Internationalization means adapting your application to the language and culture of your users—a difficult task! Luckily, Rails provides the I18n API. In this article, Pavel Tkachenko shows us how to start translating.
Rails defaults to minitest, but much of the community has adopted RSpec—which is right for you? In this article, William Kennedy compares RSpec and Minitest in a new Rails app.
If you're finding performance bottlenecks with full-text search in your database, it may be time to switch to Elasticsearch. In this tutorial, Ianis introduces Elasticsearch and shows us how to implement an efficient search feature in Rails.

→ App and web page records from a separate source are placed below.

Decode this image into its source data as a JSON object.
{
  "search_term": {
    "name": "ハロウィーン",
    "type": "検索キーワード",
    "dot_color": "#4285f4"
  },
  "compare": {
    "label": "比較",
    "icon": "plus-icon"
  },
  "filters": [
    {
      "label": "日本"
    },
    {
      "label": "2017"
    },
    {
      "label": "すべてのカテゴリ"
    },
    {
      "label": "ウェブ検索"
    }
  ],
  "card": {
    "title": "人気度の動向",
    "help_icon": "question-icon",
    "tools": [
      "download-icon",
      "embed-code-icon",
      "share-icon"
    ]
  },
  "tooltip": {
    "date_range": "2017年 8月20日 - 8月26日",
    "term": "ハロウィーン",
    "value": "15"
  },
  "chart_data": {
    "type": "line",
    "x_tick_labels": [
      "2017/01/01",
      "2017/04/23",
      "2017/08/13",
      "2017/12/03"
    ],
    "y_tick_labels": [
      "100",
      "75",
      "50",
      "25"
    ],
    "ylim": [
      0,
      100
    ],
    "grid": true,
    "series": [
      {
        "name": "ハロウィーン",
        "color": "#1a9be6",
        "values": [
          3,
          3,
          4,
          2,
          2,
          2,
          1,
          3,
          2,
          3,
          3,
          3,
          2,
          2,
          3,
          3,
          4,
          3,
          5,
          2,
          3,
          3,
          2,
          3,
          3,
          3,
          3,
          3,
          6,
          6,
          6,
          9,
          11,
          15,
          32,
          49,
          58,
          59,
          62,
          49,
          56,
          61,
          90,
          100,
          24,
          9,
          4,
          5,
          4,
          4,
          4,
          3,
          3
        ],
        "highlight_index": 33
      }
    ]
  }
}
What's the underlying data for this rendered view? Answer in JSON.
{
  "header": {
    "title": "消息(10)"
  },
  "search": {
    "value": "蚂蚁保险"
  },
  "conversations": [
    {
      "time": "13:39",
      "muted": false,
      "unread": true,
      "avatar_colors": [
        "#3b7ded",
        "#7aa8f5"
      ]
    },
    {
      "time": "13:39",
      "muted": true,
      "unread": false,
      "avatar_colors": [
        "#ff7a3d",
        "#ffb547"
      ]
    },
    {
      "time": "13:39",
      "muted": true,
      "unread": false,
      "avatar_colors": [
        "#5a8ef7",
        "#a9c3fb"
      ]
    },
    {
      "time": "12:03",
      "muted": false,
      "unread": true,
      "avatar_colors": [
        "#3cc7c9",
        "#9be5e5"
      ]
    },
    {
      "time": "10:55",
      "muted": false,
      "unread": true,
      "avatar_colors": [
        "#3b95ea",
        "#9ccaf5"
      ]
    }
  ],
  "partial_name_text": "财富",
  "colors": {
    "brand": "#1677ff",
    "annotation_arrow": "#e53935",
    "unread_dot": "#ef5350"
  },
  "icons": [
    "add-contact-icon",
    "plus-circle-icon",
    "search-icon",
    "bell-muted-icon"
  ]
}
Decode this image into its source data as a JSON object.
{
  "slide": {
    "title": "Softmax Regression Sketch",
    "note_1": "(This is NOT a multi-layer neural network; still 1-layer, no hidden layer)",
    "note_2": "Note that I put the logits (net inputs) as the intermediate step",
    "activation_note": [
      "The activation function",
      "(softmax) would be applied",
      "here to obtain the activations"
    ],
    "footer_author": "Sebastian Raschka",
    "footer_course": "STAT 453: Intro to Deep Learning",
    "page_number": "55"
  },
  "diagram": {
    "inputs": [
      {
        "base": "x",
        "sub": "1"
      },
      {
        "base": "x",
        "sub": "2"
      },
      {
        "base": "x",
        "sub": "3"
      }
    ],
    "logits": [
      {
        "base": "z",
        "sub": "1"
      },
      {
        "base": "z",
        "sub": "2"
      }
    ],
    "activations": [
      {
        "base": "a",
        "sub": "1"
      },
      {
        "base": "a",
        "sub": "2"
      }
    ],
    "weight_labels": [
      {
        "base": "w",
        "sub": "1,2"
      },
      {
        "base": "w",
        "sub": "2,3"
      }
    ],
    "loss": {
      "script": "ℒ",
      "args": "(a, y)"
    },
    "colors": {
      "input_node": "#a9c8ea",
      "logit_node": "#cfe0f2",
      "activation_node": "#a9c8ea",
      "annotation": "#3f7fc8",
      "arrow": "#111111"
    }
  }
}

Containers are popular because they create a reproducible environment that you can deploy to production and run locally in development. However, containerizing a Rails app can be tricky—Jeff Morhous helps us navigate the pitfalls.
PostgreSQL and MySQL are great for structuring data using relationships, but what if you don't always know the structure up-front? That's where `ActiveRecord::Store` really shines. It's like NoSQL, without changing databases.
Do you need to process a lot of data in real time? Event streaming is a pattern that could help. David Sanchez walks us through how to do event streaming in Rails with Apache Kafka, the popular open-source event streaming platform.
Have you ever wanted to accept payments in Rails? With Stripe Checkout, it's never been easier. Jeffrey Morhous shows us how.
You've probably used `Rails.cache` to read, write, and fetch cached data in Rails—but did you know you can also work with counters? In this series, Jonathan Miles introduces us to some of the lesser-known tools hidden in your Rails codebase.
Race conditions are hard to debug—especially when you don't know it's a race condition! This article looks at some common race conditions and the best solutions for handling each one.
There are many excellent authorization libraries for Rails, but did you know it's not that hard to build this functionality yourself? In this article, Renata Marques shows us how to use the Policy Object Pattern to implement access control in our Rails apps.
S3 is an excellent way to store files scalably and reliably. This article by Jeff Morhous will show you how to use S3 to store files uploaded to a Rails app.
GraphQL is a flexible, strongly-typed query language. It's useful because it gives front-end developers the ability to query the database without many changes to the back-end. In this article, David Sanchez shows us how to design and build our own GraphQL APIs in Rails.
Turbolinks is no longer being developed. It's been superceeded by Turbo, which is part of Hotwire. In this article, Julio Sampaio shows us how to port our existing Turbolinks apps to Turbo.
In the third and final article of our series on the OWASP Top 10 Web Application Security Risks, we’ll explore the lesser-known risks associated with the development of web applications on Rails when it comes to threats involving security misconfiguration, JSON escaping, etc.
Kubernetes is a popular way to deploy web services and applications using containers. In this, the second of a two-part series, Geshan finishes his step-by-step tutorial for getting up and running with Rails and k8s.
It's not every day that you learn a new approach to error handling for Ruby. In this article, Abiodun walks us through a novel error-handling process called Railway Oriented Programming and shows us how to implement it with dry-rb's monads.
Kubernetes has become very popular in recent years as a way to deploy applications using containers. In this article, Geshan shows us how to get a Rails app up and running inside a local K8s cluster.
DynamoDB is a NoSQL database offered by AWS. It can be a great way to avoid adding load to your primary database when you need tens of thousands of reads/writes per second. In this article, Julie Kent walks us through the basics of using DynamoDB with Rails.
The #descendants method is part of Rails. It returns all subclasses that inherit from a given class. In this article, Jonathan Miles shows us how to use this method and how it's implemented. It's a great lesson in the ins and outs of Ruby's object model.
If someone steals your password, they can pretend to be you. That's why many companies provide two-factor or multi-factor authentication via a fingerprint scan, a YubiKey, an authenticator app, or SMS. In this article, Petr Hlavicka will give you a solid foundation of knowledge about multi-factor authentication and will walk you through implementation with Rails, Webauthn, and Devise